Schizophr Bull. 2007 May;33(3):673-81. doi: 10.1093/schbul/sbm015. Epub 2007 Apr 2.


There is growing interest in the prodromal stage of psychotic disorders, with many services now providing care for these "ultra high risk" (UHR) individuals. However, a reduction in the rate of transition to psychosis has been suspected over the last few years. This has implications for the use of interventions in this population and for the validity of research findings. This study examined the transition rate in one UHR service, the Personal Assessment and Crisis Evaluation Clinic, over the years 1995-2000 and investigated possible causes for the transition rate reduction. There was evidence for a declining transition rate, with each successive year showing a rate 0.80 times that of the preceding year. Functioning and symptom level were not responsible for the change.

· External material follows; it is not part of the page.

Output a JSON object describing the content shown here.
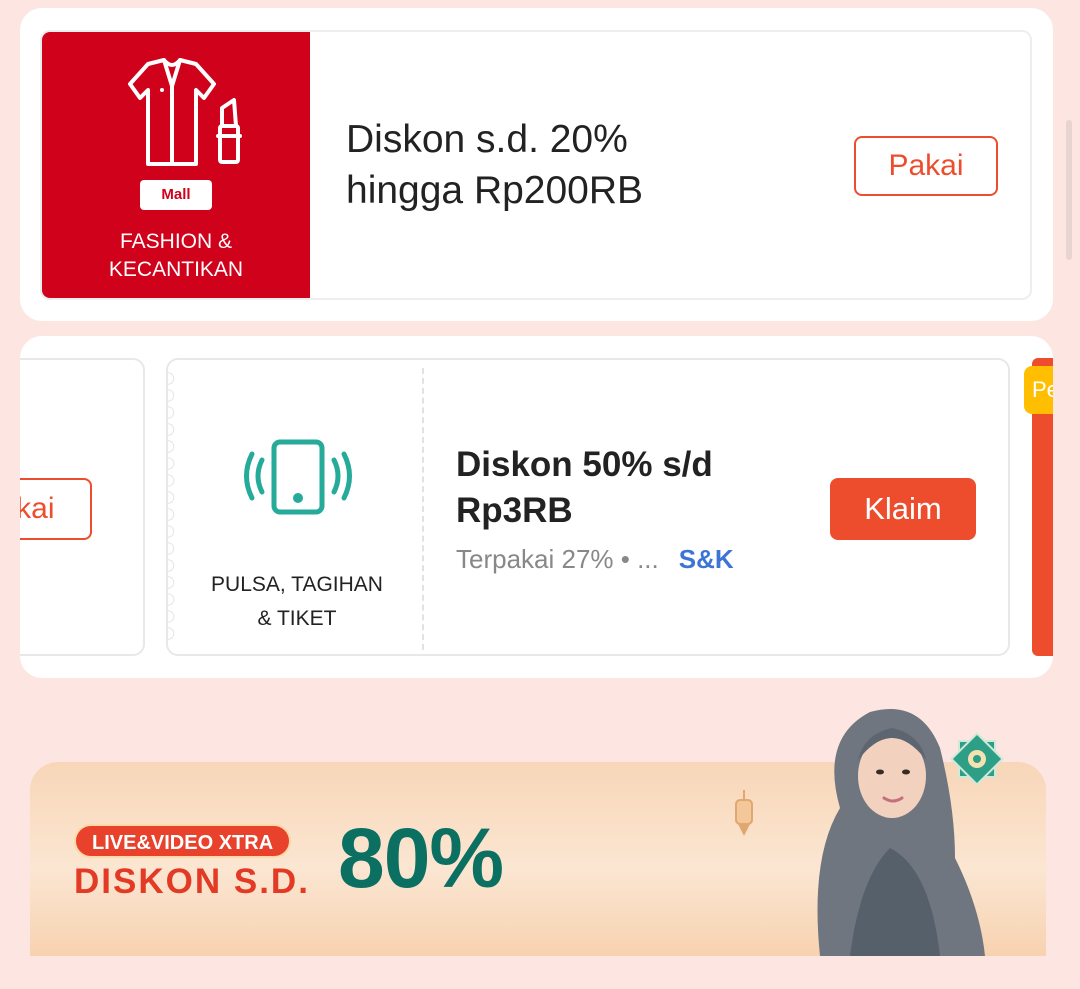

The decreased transition rate was partly explained by a reduction in the duration of symptoms of patients prior to receiving help. That is, UHR individuals are being detected and provided with care earlier than in the past. Thus, the decline in transition rate may be due to treatment being more effective at this very early stage of illness or it may be due to finding more false positives who were never at risk of psychosis, ie, a "dilution" effect. Given that it is not possible to distinguish between these alternatives at least phenotypically at present, perhaps it is time to rethink the role and practice of UHR clinics. Patients presenting to them need help. It may be that we need to aim to prevent a range of target syndromes.

MeSH terms

  • Adolescent
  • Adult
  • Clinical Trials as Topic
  • Cross-Sectional Studies
  • Diagnosis, Differential
  • Female
  • Humans
  • Male
  • Mental Health Services / statistics & numerical data*
  • Patient Acceptance of Health Care / statistics & numerical data*
  • Prognosis
  • Psychiatric Status Rating Scales
  • Randomized Controlled Trials as Topic
  • Referral and Consultation / statistics & numerical data
  • Risk
  • Schizophrenia / diagnosis
  • Schizophrenia / epidemiology*
  • Schizophrenia / prevention & control
  • Schizophrenic Psychology*
  • Schizotypal Personality Disorder / diagnosis
  • Schizotypal Personality Disorder / epidemiology*
  • Schizotypal Personality Disorder / therapy
  • Treatment Outcome
  • Utilization Review / statistics & numerical data
  • Victoria